TASK DETAILS:
Return the records exactly, with nothing added.

DATA TO USE:
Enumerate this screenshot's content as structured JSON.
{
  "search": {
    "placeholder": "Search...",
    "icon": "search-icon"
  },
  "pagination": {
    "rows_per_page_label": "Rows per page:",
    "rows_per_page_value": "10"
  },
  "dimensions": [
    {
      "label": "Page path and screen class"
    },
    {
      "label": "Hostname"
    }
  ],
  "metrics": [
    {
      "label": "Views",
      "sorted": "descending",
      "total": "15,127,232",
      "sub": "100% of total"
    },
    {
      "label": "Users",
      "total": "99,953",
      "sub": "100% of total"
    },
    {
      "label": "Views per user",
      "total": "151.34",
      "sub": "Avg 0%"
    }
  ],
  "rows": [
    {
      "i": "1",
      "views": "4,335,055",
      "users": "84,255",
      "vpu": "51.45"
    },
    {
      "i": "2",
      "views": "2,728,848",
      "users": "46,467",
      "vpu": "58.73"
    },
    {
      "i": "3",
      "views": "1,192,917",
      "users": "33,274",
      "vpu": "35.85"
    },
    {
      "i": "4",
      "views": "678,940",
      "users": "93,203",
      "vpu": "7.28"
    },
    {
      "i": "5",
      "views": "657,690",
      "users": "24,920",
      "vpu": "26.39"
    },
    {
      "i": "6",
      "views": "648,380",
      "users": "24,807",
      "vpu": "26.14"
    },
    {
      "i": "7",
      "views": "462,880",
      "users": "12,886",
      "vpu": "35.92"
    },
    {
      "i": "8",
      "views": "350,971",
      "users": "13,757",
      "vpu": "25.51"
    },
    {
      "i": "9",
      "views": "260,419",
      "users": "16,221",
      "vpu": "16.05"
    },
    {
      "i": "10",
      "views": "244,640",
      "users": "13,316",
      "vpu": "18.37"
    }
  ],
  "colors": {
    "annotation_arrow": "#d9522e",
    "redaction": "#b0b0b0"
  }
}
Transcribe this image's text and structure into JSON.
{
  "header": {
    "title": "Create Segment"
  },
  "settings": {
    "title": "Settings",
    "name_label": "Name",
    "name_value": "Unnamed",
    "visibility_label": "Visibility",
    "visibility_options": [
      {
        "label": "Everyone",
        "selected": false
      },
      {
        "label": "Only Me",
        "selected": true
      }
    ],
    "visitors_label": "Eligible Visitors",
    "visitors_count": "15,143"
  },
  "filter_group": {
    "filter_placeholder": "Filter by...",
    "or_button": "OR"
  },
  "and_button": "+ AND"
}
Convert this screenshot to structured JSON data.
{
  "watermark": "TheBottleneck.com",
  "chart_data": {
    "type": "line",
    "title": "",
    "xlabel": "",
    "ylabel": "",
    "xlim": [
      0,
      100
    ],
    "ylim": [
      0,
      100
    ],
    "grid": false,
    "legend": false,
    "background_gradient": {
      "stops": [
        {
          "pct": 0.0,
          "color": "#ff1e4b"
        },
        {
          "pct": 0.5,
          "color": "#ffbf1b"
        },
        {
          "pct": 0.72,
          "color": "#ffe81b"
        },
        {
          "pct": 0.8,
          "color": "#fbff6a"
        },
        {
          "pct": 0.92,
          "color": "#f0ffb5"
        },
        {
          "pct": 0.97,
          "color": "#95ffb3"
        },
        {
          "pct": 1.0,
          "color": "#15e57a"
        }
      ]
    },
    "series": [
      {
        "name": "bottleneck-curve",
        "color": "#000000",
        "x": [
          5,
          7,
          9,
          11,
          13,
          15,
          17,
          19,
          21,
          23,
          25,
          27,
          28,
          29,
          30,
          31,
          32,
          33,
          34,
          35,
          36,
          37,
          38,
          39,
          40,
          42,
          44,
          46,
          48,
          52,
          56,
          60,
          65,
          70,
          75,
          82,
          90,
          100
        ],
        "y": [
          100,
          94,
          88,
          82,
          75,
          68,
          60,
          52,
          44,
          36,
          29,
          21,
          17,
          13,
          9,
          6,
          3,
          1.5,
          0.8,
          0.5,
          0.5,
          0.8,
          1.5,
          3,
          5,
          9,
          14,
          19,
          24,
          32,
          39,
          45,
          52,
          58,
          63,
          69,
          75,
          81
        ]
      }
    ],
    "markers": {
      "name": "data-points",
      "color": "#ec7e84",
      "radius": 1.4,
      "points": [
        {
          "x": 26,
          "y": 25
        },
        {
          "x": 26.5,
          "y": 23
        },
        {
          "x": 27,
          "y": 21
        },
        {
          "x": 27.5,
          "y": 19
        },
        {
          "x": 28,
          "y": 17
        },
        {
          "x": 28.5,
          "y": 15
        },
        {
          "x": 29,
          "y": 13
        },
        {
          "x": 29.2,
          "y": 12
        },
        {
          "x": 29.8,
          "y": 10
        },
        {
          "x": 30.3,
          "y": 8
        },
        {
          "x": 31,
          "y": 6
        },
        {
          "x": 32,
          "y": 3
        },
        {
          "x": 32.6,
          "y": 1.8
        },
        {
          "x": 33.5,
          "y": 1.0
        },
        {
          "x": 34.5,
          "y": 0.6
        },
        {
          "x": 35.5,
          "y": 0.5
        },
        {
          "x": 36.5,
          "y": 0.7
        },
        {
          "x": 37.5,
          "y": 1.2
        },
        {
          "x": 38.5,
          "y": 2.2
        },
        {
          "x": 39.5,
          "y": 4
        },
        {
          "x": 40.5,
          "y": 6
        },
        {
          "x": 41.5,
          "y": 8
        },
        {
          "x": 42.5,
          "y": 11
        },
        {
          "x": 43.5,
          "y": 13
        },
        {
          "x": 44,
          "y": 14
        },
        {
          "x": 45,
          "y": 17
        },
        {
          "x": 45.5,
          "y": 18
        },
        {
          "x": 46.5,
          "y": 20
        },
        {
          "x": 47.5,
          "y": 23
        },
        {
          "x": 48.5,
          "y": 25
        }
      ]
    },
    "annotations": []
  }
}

SOLUTION TO THE PROBLEM:
Enumerate this screenshot's content as structured JSON.
{
  "search": {
    "placeholder": "Search...",
    "icon": "search-icon"
  },
  "pagination": {
    "rows_per_page_label": "Rows per page:",
    "rows_per_page_value": "10"
  },
  "dimensions": [
    {
      "label": "Page path and screen class"
    },
    {
      "label": "Hostname"
    }
  ],
  "metrics": [
    {
      "label": "Views",
      "sorted": "descending",
      "total": "15,127,232",
      "sub": "100% of total"
    },
    {
      "label": "Users",
      "total": "99,953",
      "sub": "100% of total"
    },
    {
      "label": "Views per user",
      "total": "151.34",
      "sub": "Avg 0%"
    }
  ],
  "rows": [
    {
      "i": "1",
      "views": "4,335,055",
      "users": "84,255",
      "vpu": "51.45"
    },
    {
      "i": "2",
      "views": "2,728,848",
      "users": "46,467",
      "vpu": "58.73"
    },
    {
      "i": "3",
      "views": "1,192,917",
      "users": "33,274",
      "vpu": "35.85"
    },
    {
      "i": "4",
      "views": "678,940",
      "users": "93,203",
      "vpu": "7.28"
    },
    {
      "i": "5",
      "views": "657,690",
      "users": "24,920",
      "vpu": "26.39"
    },
    {
      "i": "6",
      "views": "648,380",
      "users": "24,807",
      "vpu": "26.14"
    },
    {
      "i": "7",
      "views": "462,880",
      "users": "12,886",
      "vpu": "35.92"
    },
    {
      "i": "8",
      "views": "350,971",
      "users": "13,757",
      "vpu": "25.51"
    },
    {
      "i": "9",
      "views": "260,419",
      "users": "16,221",
      "vpu": "16.05"
    },
    {
      "i": "10",
      "views": "244,640",
      "users": "13,316",
      "vpu": "18.37"
    }
  ],
  "colors": {
    "annotation_arrow": "#d9522e",
    "redaction": "#b0b0b0"
  }
}
Transcribe this image's text and structure into JSON.
{
  "header": {
    "title": "Create Segment"
  },
  "settings": {
    "title": "Settings",
    "name_label": "Name",
    "name_value": "Unnamed",
    "visibility_label": "Visibility",
    "visibility_options": [
      {
        "label": "Everyone",
        "selected": false
      },
      {
        "label": "Only Me",
        "selected": true
      }
    ],
    "visitors_label": "Eligible Visitors",
    "visitors_count": "15,143"
  },
  "filter_group": {
    "filter_placeholder": "Filter by...",
    "or_button": "OR"
  },
  "and_button": "+ AND"
}
Convert this screenshot to structured JSON data.
{
  "watermark": "TheBottleneck.com",
  "chart_data": {
    "type": "line",
    "title": "",
    "xlabel": "",
    "ylabel": "",
    "xlim": [
      0,
      100
    ],
    "ylim": [
      0,
      100
    ],
    "grid": false,
    "legend": false,
    "background_gradient": {
      "stops": [
        {
          "pct": 0.0,
          "color": "#ff1e4b"
        },
        {
          "pct": 0.5,
          "color": "#ffbf1b"
        },
        {
          "pct": 0.72,
          "color": "#ffe81b"
        },
        {
          "pct": 0.8,
          "color": "#fbff6a"
        },
        {
          "pct": 0.92,
          "color": "#f0ffb5"
        },
        {
          "pct": 0.97,
          "color": "#95ffb3"
        },
        {
          "pct": 1.0,
          "color": "#15e57a"
        }
      ]
    },
    "series": [
      {
        "name": "bottleneck-curve",
        "color": "#000000",
        "x": [
          5,
          7,
          9,
          11,
          13,
          15,
          17,
          19,
          21,
          23,
          25,
          27,
          28,
          29,
          30,
          31,
          32,
          33,
          34,
          35,
          36,
          37,
          38,
          39,
          40,
          42,
          44,
          46,
          48,
          52,
          56,
          60,
          65,
          70,
          75,
          82,
          90,
          100
        ],
        "y": [
          100,
          94,
          88,
          82,
          75,
          68,
          60,
          52,
          44,
          36,
          29,
          21,
          17,
          13,
          9,
          6,
          3,
          1.5,
          0.8,
          0.5,
          0.5,
          0.8,
          1.5,
          3,
          5,
          9,
          14,
          19,
          24,
          32,
          39,
          45,
          52,
          58,
          63,
          69,
          75,
          81
        ]
      }
    ],
    "markers": {
      "name": "data-points",
      "color": "#ec7e84",
      "radius": 1.4,
      "points": [
        {
          "x": 26,
          "y": 25
        },
        {
          "x": 26.5,
          "y": 23
        },
        {
          "x": 27,
          "y": 21
        },
        {
          "x": 27.5,
          "y": 19
        },
        {
          "x": 28,
          "y": 17
        },
        {
          "x": 28.5,
          "y": 15
        },
        {
          "x": 29,
          "y": 13
        },
        {
          "x": 29.2,
          "y": 12
        },
        {
          "x": 29.8,
          "y": 10
        },
        {
          "x": 30.3,
          "y": 8
        },
        {
          "x": 31,
          "y": 6
        },
        {
          "x": 32,
          "y": 3
        },
        {
          "x": 32.6,
          "y": 1.8
        },
        {
          "x": 33.5,
          "y": 1.0
        },
        {
          "x": 34.5,
          "y": 0.6
        },
        {
          "x": 35.5,
          "y": 0.5
        },
        {
          "x": 36.5,
          "y": 0.7
        },
        {
          "x": 37.5,
          "y": 1.2
        },
        {
          "x": 38.5,
          "y": 2.2
        },
        {
          "x": 39.5,
          "y": 4
        },
        {
          "x": 40.5,
          "y": 6
        },
        {
          "x": 41.5,
          "y": 8
        },
        {
          "x": 42.5,
          "y": 11
        },
        {
          "x": 43.5,
          "y": 13
        },
        {
          "x": 44,
          "y": 14
        },
        {
          "x": 45,
          "y": 17
        },
        {
          "x": 45.5,
          "y": 18
        },
        {
          "x": 46.5,
          "y": 20
        },
        {
          "x": 47.5,
          "y": 23
        },
        {
          "x": 48.5,
          "y": 25
        }
      ]
    },
    "annotations": []
  }
}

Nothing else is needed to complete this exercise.